Loopholes in the global aviation system beyond the control of the Homeland Security Department are stymieing steps to bolster screening, several federal officials told lawmakers.
"Legal and cultural factors sometimes inhibit harmonization efforts" to standardize security measures, said Steve Lord, director of homeland security and justice issues for the Government Accountability Office.
Lord testified Thursday afternoon before the Senate Commerce, Science and Transportation Subcommittee on Aviation Operations, Safety and Security at a hearing that focused on terrorist threats emanating from aircraft operations overseas. Since December 2009, when a passenger attempted to bomb a Detroit-bound plane by concealing explosives in his underwear, the U.S. government has tried to improve security throughout the global air transportation network.
But deploying more body scanners and raising awareness among international aviation partners did not reveal a November plot to take down cargo planes headed for the United States from Yemen. It was a tip from intelligence officials that alerted President Obama to a credible terrorist threat, according to the White House.
Sen. Jay Rockefeller IV, D-W.Va., chairman of the full committee, seemed particularly concerned about the disconnect between U.S. and foreign data systems. "We've talked about machinery," he said. "We need to talk about information that is about passengers. . . . That can be as important as the machinery itself and can reveal things that the machinery never could, such things as intent."
He noted Europe is not keen on the idea of adopting a passenger data system similar to the one the United States uses. Several bilateral agreements that would improve information sharing on known offenders haven't been signed and some European Union officials now are looking to restrict reviews of data from passenger name records, according to DHS officials. PNRs contain information that passengers give to travel agencies and airlines to book flights.
"Having that information 72 hours in advance allows us to check against our watch lists," DHS Assistant Secretary of Policy David Heyman said at the hearing. "The PNR is extremely important. . . . It has helped us to do analysis that allows us to find co-travelers who might be of concern -- we did that in the case of Zazi -- and to identify individuals who may be trying to flee the country as the case was with Shahzad." Najibullah Zazi allegedly planned to ignite explosives in the New York subway system and Faisal Shahzad allegedly tried to bomb Times Square.
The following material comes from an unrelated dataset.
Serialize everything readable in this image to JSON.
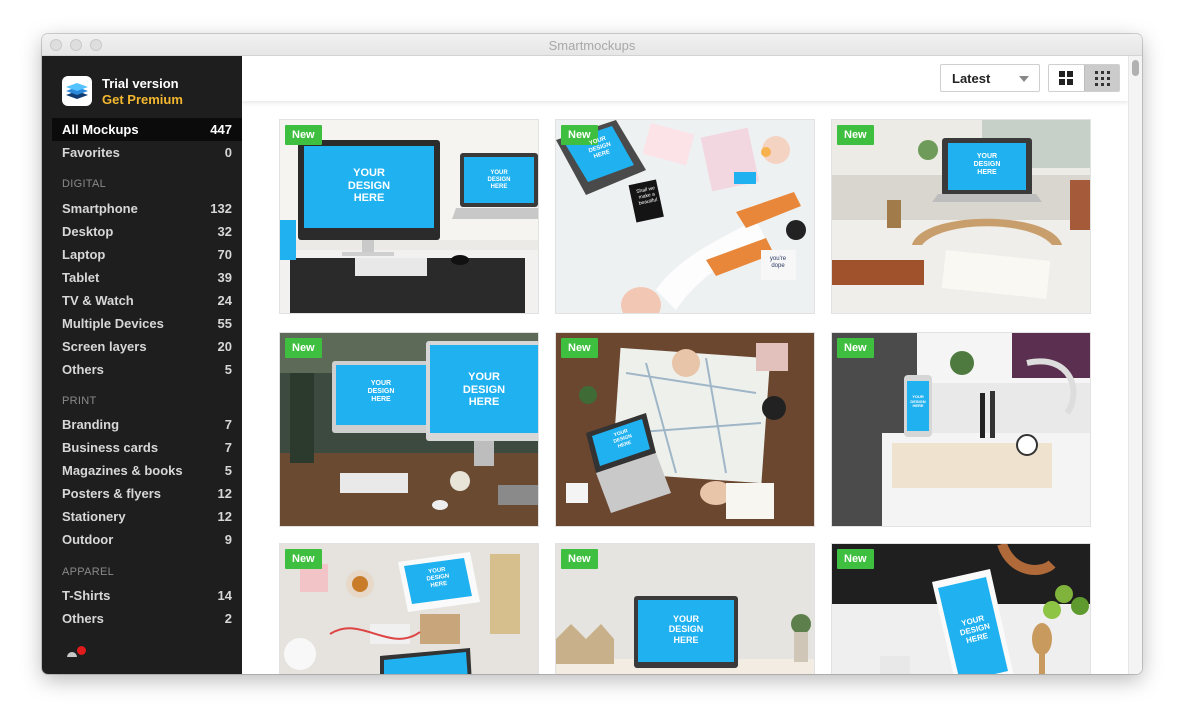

The EU does not have the same advanced passenger information for aircraft flying into Europe that the U.S. government has for flights bound for the states from Europe.
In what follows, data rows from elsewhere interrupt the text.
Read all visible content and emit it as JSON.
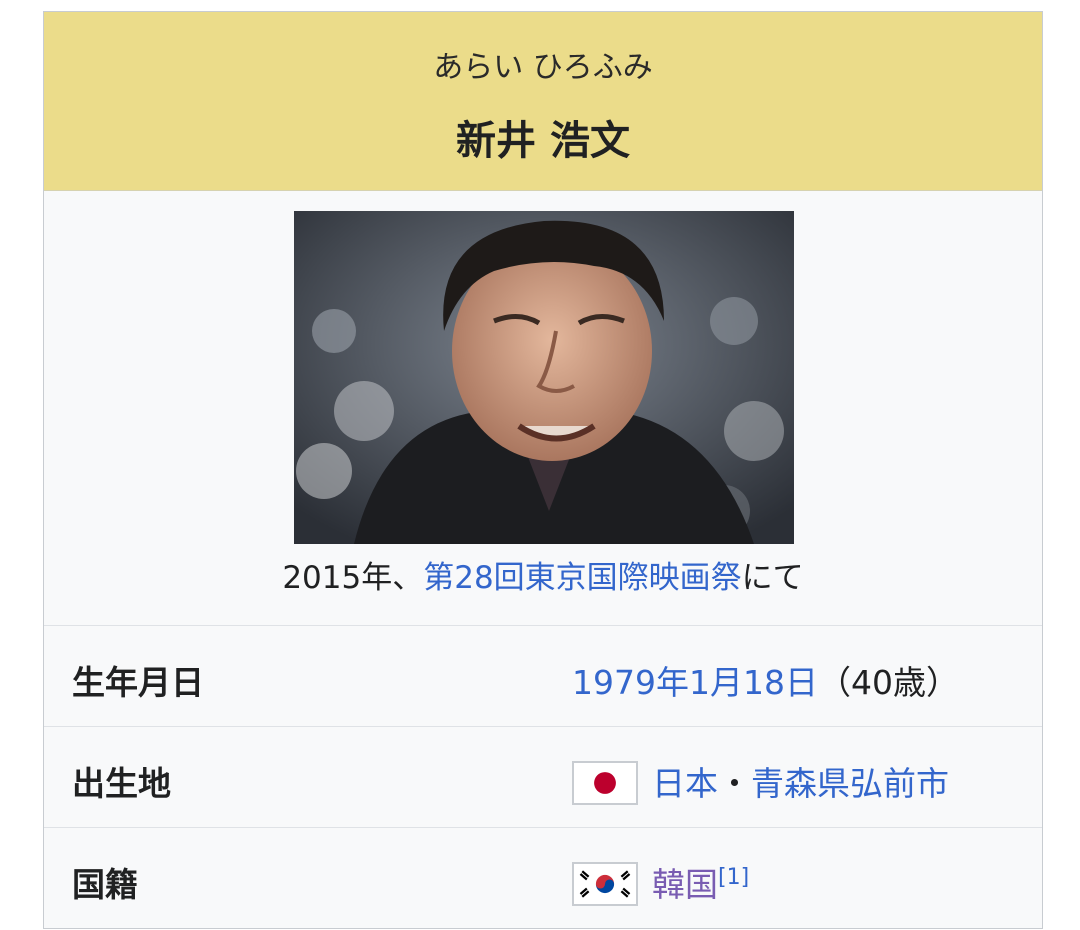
{
  "header": {
    "reading": "あらい ひろふみ",
    "name": "新井 浩文"
  },
  "photo": {
    "alt": "新井 浩文"
  },
  "caption": {
    "prefix": "2015年、",
    "link": "第28回東京国際映画祭",
    "suffix": "にて"
  },
  "rows": {
    "birthdate": {
      "label": "生年月日",
      "date_link": "1979年1月18日",
      "age": "（40歳）"
    },
    "birthplace": {
      "label": "出生地",
      "flag": "japan-flag-icon",
      "country_link": "日本",
      "separator": "・",
      "city_link": "青森県弘前市"
    },
    "nationality": {
      "label": "国籍",
      "flag": "south-korea-flag-icon",
      "country_link": "韓国",
      "ref": "[1]"
    }
  },
  "colors": {
    "header_bg": "#ebdc8a",
    "link": "#3366cc",
    "visited_link": "#795cb2",
    "box_bg": "#f8f9fa"
  }
}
"[The European] Parliament has not rejected that agreement. They have said they have questions about it. They want to strengthen the privacy protections in it -- and have consequently said they are going to withhold their voting down until the commission negotiates a new agreement with the United States," Heyman said. "The commission received today their mandate to negotiate with the United States and that will be forthcoming negotiation starting very soon."
On the body scanner front, 13 foreign countries have begun to test or deploy the units, known as Advanced Imaging Technology, or have committed to doing so. But concerns about privacy, cost and effectiveness prevent many other governments from following suit.
Because the machine "presents a full-body image of a person during the screening process, concerns have been expressed that the image is an invasion of privacy," Lord testified. The European Commission reports that several countries, including the Czech Republic, France, Germany and Italy, "by law, limit the exposure of persons to radiation other than for medical purposes, a potential barrier to acquiring some passenger screening technologies," he added.
Other technologies are less invasive but, so far, the Transportation Security Administration isn't satisfied that they would be effective.
For example, automatic target recognition uses software instead of employees to examine body images, but the agency's "concern remains the number of false positives and then the amount of pat down that is required to resolve those false positives," said Vicki Reeder, director of global compliance at the TSA Office of Global Strategies. "We continue to work with other countries to encourage them to procure AITs."
The scale of rollouts in the United States vastly exceeds the amount of machines other countries are considering. "Even though 13 other countries are either testing or deploying it, the numbers of machines they are actually deploying are rather small," Lord said. TSA, which currently operates about 385 machines, plans to prop up 1,800.
Even with those numbers, Lord noted, "It remains unclear whether the AIT would have been able to detect the weapon used in the December 2009 incident based on the preliminary TSA information we have received."